A federal jury found Tsarnaev guilty on Wednesday over the terror attack that killed three people and wounded more than 260. He kept his hands folded in front of him and looked down at the defence table in the Boston courtroom as the guilty verdicts were read.

The jury will now decide whether the 21-year-old former student should be sentenced to death or receive life in prison.

Tsarnaev's conviction was widely expected, given his lawyer's startling admission during opening statements that he took part in the bombing. But the lawyer also argued that Tsarnaev's older brother, Tamerlan, masterminded the attack and enlisted his then-19-year-old brother to help.

Prosecutors portrayed the brothers as full partners in a plan to retaliate against the US for its wars in Muslim countries.

During closing arguments yesterday, Tsarnaev's lawyers agreed with prosecutors that Tsarnaev conspired with his brother to bomb the marathon and planted one of two pressure-cooker bombs that exploded that day.
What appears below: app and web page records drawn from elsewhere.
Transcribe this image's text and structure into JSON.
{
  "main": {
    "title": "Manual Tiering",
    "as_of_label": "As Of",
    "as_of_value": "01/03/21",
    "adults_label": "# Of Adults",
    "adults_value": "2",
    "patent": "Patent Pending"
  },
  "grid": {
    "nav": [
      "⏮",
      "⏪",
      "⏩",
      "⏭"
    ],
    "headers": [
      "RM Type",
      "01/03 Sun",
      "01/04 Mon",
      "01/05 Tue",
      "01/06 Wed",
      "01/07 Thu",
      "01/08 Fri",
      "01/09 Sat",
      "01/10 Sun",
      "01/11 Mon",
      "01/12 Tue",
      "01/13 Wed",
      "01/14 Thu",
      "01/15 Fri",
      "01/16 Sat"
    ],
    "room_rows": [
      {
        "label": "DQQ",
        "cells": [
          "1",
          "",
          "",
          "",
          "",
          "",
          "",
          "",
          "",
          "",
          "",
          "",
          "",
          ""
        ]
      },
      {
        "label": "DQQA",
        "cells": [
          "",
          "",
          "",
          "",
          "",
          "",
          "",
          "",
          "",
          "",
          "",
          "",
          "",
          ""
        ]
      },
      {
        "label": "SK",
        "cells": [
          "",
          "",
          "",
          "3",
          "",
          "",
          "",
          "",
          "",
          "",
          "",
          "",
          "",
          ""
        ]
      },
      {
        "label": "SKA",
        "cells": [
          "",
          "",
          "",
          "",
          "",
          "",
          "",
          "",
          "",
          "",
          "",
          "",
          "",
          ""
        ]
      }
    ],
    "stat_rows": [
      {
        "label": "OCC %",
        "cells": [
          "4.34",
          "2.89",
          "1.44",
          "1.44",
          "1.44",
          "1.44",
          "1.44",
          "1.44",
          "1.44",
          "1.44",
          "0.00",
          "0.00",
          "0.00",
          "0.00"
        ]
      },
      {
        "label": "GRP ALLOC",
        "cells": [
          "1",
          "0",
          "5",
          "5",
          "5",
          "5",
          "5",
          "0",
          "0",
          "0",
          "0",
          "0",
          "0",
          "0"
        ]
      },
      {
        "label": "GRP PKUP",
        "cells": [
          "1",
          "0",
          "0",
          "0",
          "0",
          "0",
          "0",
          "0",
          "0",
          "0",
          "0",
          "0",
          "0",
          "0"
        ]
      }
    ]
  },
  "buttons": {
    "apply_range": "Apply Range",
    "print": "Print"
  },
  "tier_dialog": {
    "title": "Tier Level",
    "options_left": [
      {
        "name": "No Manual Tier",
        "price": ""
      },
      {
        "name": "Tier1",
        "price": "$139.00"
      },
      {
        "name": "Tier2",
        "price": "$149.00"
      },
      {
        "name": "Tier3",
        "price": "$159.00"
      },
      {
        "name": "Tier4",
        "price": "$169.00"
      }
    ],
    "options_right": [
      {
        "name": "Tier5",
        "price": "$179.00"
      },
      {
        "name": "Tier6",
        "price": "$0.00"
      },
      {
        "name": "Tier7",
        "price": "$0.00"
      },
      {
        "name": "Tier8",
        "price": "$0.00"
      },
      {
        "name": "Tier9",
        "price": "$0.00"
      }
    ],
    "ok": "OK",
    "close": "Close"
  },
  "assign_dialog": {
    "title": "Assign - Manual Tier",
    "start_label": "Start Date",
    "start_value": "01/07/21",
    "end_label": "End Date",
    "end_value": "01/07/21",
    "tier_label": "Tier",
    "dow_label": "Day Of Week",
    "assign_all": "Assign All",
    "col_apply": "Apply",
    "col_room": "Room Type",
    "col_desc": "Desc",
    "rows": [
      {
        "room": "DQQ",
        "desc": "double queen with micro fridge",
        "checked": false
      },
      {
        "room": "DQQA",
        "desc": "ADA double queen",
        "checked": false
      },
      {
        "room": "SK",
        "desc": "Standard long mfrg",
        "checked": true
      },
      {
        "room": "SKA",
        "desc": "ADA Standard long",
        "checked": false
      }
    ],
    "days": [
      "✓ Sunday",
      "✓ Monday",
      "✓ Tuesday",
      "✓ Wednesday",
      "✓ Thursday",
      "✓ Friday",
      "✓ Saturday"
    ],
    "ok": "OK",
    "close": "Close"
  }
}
But the defence said it was his now-dead older brother, Tamerlan, who was the mastermind of the attack. It was Tamerlan who bought the bomb parts, built the bombs and planned the attack, said defence lawyer Judy Clarke.

"If not for Tamerlan, it would not have happened," Ms Clarke said.

A prosecutor told the jury that Tsarnaev made a coldblooded decision aimed at punishing America for its wars in Muslim countries.

"This was a cold, calculated terrorist act. This was intentional. It was bloodthirsty. It was to make a point," Aloke Chakravarty said. "It was to tell America that 'We will not be terrorised by you anymore. We will terrorise you.'"

Ms Clarke argued that Tsarnaev fell under the influence of Tamerlan. She repeatedly referred to Dzhokhar Tsarnaev, then 19, as a "kid" and a "teenager". 

Tsarnaev is an ethnic Chechen who moved to the US with his family about a decade before the bombings.

Prosecutors used their closing to remind the jury of the horror of that day, showing photographs and video of the carnage and chaos after the shrapnel-packed pressure-cooker bombs exploded.

In one video, jurors could hear the agonising screams of Krystle Campbell, a 29-year-old restaurant manager who bled to death on the pavement. Another woman and an eight-year-old boy also were killed.

Taking aim at the argument that Tsarnaev was led astray by his older brother, Mr Chakravarty repeatedly referred to the Tsarnaevs as "a team" and "partners" in the attack.

"That day, they felt they were soldiers. They were the mujahedeen, and they were bringing their battle to Boston," the prosecutor said.

Tamerlan Tsarnaev, 26, died four days after the bombings after he was shot by police and run over by Dzhokhar during a getaway attempt. Dzhokhar was captured hours later hiding in a dry-docked boat.